Looking back over the harvest from the year’s veg crops is always a useful process, I learn a lot. Carrots, beets and tatties were wonderful, best crops for years. Pumpkins and parsnips, normally easy and prolific, were a disaster, but courgettes were on the light side of ok. Detective hat firmly on, I ponder.

Parsnips are one of the crops I sow early, just because it helps spread the workout. The seed can be sown in late February if soil conditions permit. Half our veg garden has raised beds which are 18”/45cms high, which means the beds are well-drained and the soil is workable early in the year. The rest is slightly heavy soil at ground level and you can’t rush any cultivations for fear of compacting the soil. This year I was being mean (I called it being ‘experimental’ but I knew I was just being mean) and I sowed last year’s leftover parsnip seed. Unlike most veg seeds, parsnip seed is only meant to be good for one year but I reasoned that resealed foil packets might keep it viable for two years. Not a lot to ask, is it? Well, I got two parsnips. The soil was damp enough but when the seed is sown early in colder conditions it naturally takes longer to come up. It didn’t, so I went and bought a packet and re-sowed, by which time the weather had turned very dry, and though I watered I must have missed a vital few days and all I got was another two parsnips. Stuff that, I thought, and decided to fill the space with salad veg. At this time of year, I miss the parsnips but that’s life. I shall try sowing in the next few weeks to see how that works out.

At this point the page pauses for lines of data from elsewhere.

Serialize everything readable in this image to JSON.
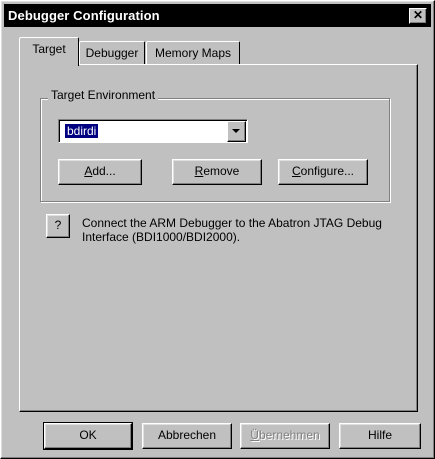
{
  "window": {
    "title": "Debugger Configuration",
    "close_glyph": "✕"
  },
  "tabs": [
    {
      "label": "Target",
      "active": true
    },
    {
      "label": "Debugger",
      "active": false
    },
    {
      "label": "Memory Maps",
      "active": false
    }
  ],
  "target_environment": {
    "group_label": "Target Environment",
    "selected": "bdirdi",
    "buttons": {
      "add": {
        "u": "A",
        "rest": "dd..."
      },
      "remove": {
        "u": "R",
        "rest": "emove"
      },
      "configure": {
        "u": "C",
        "rest": "onfigure..."
      }
    }
  },
  "help": {
    "button": "?",
    "description": "Connect the ARM Debugger to the Abatron JTAG Debug Interface (BDI1000/BDI2000)."
  },
  "footer": {
    "ok": "OK",
    "cancel": "Abbrechen",
    "apply": {
      "u": "Ü",
      "rest": "bernehmen"
    },
    "help": "Hilfe"
  }
}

I behaved and waited for the soil to be warm before sowing the carrots and beets, and it paid dividends. I thinned them when they were a few cms high and covered the carrots straight away and the beets very soon afterwards. Every garden has different pests, but carrot fly is pretty much throughout and it is said they smell carrot foliage for up to 3 miles away! I used enviromesh rather than fleece as fleece doesn’t last the full growing season, it seems to rip. You need to allow plenty of width of protective cover as the carrots will grow 30 – 40 cms high ( x 2) plus the width of bed ( x 1), plus allowance on the edges for weighing down the cover ( 2 x 4”/10 cm). I cheated and put a few rows slightly close together but it worked ok as in this garden the carrot fly are what do the damage and the closeness just means a few carrots are smaller than they might have been with more space. Almost all were fine and clean.

I had to cover the beets as the pigeons have recently taken a liking for the seedlings. Once they are 10 cms high no one bothers them until the beets start to swell so the fleece came off and I could keep a close eye on them. A few years back for the first time I found that Someone had gone along the rows taking a few bites out of most of the beets, and they were at it again last year. I have tried a new technique this year against voles, who are like mice but slightly longer and much more bolshy when it comes to eating your veg. I decided to spice things up a little and ground up lots of tiny chillies (dried in the past winter) which were too much of a fiddle to cook with. I believe it is still illegal to make home-made garden remedies and certainly to recommend them. The risk is on my head. Ground up in water, diluted, then sprayed on. I cant give quantities but it worked a treat and I only did it every two weeks 3 or 4 times. The sunshine did the rest and it was a wonderful crop with only a few bites on a few beets.

Voles are not dumb, no sirree. If someone sprays chili spray on their favourite veg they will go to their next favourite and to our surprise that turned out to be pumpkin. The pumpkin plants had grown wonderfully as the sun had shone all summer and their bed had been given a luxurious amount of compost and manure, and they loved it. We expected barrow loads of large pumpkins off the nine plants but got about eight middling and small pumpkins, and the smaller variety Uchiki Kuri had been attacked by the Wicked Voles. They made a good job of it, the pumpkins were properly hollowed out. At least they left us the three bigger ones (Atlantic Giant). Normally our pumpkins store well til December or January but by the end of October they were starting to go. The detective decided the plants had had too much nitrogen with all the rich feeding, slowly released from the manure, so it was available even while the fruits were swelling. It meant that they were soft when they should have been hardening off. Easy does it next year.
I shall have to decide what to do about the voles. I don’t begrudge them some pumpkin and beetroot, and maybe if the rest had grown big there wouldn’t have been a problem. We no longer have a dog so perhaps the visiting cats will stay to hunt a bit longer. There are owls nearby and I’m sure they take a share. And I like voles, they are characters and real chancers. Gardeners are innovators so there will be a solution out there. It’s a reminder that for all you plan and know, there are always surprises in gardening. That’s another part of the fun and it keeps me hooked.